▶ Work order: Filter the data for lines with the word "true" and copy those lines.

▶ Records from a collection:
-----

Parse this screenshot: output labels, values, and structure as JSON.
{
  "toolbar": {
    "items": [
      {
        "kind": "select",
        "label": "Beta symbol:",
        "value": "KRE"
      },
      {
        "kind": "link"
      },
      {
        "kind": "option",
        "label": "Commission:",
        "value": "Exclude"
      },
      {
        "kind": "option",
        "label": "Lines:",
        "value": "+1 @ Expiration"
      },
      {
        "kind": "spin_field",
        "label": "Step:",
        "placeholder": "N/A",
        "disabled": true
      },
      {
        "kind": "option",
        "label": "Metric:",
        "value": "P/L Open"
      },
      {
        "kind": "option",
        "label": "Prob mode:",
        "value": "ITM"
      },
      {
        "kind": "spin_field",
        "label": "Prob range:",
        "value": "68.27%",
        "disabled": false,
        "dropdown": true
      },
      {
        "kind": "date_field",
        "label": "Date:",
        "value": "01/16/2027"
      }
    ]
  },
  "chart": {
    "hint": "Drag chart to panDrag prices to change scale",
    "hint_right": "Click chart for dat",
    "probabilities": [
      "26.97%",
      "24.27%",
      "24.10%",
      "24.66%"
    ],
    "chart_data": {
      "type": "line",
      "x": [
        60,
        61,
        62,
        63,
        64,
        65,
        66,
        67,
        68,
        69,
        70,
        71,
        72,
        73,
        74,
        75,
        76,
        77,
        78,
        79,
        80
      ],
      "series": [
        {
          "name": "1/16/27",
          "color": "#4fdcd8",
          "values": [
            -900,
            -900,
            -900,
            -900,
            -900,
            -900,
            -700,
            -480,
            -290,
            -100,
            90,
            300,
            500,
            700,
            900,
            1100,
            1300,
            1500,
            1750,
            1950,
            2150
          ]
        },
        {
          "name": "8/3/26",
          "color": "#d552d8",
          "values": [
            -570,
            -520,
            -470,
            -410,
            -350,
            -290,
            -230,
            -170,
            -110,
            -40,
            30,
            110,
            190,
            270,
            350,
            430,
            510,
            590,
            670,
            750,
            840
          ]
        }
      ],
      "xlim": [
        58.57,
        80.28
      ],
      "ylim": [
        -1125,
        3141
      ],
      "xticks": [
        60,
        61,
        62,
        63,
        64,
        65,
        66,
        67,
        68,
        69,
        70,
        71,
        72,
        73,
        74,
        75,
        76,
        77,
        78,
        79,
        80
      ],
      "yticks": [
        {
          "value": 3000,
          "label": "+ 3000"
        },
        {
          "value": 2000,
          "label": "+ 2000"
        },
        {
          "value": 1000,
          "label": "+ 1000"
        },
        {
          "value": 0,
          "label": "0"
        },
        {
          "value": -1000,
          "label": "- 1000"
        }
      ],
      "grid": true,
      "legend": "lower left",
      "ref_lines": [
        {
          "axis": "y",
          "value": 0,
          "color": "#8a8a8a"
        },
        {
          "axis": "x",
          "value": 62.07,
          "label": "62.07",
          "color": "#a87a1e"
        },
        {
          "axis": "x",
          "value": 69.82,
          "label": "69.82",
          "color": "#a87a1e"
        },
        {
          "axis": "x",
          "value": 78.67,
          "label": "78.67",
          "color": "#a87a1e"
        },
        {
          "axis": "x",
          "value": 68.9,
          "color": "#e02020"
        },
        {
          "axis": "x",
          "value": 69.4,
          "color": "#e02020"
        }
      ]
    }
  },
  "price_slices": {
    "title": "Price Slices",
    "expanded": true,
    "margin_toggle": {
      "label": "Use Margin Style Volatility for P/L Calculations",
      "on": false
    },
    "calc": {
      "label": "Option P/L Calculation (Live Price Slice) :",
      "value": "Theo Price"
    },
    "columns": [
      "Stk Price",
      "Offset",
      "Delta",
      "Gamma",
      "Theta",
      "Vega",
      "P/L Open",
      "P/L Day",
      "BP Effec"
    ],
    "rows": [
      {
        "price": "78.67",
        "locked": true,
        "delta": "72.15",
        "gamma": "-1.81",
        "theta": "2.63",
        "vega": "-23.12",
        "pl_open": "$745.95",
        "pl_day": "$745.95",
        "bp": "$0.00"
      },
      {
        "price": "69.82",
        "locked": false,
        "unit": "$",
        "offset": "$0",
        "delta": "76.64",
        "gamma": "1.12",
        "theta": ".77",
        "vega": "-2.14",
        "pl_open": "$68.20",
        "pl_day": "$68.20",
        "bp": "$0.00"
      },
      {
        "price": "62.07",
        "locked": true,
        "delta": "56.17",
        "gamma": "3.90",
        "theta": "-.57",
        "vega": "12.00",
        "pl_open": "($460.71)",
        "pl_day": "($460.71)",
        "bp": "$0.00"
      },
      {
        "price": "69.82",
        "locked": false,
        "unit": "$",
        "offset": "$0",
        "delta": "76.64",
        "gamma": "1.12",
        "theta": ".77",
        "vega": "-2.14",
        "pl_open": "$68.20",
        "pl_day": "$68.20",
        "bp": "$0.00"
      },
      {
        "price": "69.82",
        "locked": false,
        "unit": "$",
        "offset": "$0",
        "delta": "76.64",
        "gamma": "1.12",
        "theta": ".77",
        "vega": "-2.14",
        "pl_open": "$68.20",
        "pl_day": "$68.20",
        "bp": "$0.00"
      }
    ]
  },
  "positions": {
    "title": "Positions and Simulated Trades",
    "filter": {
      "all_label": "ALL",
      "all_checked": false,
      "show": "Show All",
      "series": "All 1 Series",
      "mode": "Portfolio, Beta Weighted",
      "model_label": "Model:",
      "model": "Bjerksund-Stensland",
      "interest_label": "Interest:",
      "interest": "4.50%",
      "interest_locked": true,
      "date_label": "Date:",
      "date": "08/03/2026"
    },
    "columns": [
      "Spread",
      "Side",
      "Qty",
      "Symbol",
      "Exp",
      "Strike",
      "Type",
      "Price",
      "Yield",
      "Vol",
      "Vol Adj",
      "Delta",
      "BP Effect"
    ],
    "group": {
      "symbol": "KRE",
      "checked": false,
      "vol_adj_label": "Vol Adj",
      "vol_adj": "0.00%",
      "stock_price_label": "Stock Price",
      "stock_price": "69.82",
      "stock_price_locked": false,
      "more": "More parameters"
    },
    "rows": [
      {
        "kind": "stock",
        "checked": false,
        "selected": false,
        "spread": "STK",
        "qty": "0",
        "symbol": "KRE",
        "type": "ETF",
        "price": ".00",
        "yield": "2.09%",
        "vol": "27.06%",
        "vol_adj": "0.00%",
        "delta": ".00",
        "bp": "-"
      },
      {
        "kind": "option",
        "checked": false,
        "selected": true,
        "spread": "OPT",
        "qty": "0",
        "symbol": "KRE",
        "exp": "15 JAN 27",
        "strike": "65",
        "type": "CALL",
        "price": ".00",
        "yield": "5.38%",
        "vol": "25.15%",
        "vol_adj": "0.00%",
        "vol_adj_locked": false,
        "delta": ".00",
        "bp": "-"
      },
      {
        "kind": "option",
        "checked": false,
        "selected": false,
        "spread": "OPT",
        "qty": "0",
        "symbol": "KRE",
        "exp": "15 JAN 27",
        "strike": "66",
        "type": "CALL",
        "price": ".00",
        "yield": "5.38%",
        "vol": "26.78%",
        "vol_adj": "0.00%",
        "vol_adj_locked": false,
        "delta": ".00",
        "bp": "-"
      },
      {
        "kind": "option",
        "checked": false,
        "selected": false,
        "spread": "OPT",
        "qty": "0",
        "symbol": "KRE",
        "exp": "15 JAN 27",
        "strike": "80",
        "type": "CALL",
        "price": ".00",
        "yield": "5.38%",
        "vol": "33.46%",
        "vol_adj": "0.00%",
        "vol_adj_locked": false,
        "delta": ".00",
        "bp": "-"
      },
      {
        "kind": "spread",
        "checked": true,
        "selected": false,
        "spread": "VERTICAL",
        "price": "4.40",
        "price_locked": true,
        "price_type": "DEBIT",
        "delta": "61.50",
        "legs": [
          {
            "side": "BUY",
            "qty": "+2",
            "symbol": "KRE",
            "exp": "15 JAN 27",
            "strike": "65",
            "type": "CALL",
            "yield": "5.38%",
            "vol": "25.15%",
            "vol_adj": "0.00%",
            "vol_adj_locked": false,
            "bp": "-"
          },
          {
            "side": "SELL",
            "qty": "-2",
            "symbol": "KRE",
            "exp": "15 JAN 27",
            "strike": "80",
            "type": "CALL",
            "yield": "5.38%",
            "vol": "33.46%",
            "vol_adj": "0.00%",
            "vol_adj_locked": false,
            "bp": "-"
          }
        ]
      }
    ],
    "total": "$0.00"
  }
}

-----

▶ Finished task:
        "disabled": true
        "dropdown": true
      "grid": true,
    "expanded": true,
        "locked": true,
        "locked": true,
      "interest_locked": true,
        "selected": true,
        "checked": true,
        "price_locked": true,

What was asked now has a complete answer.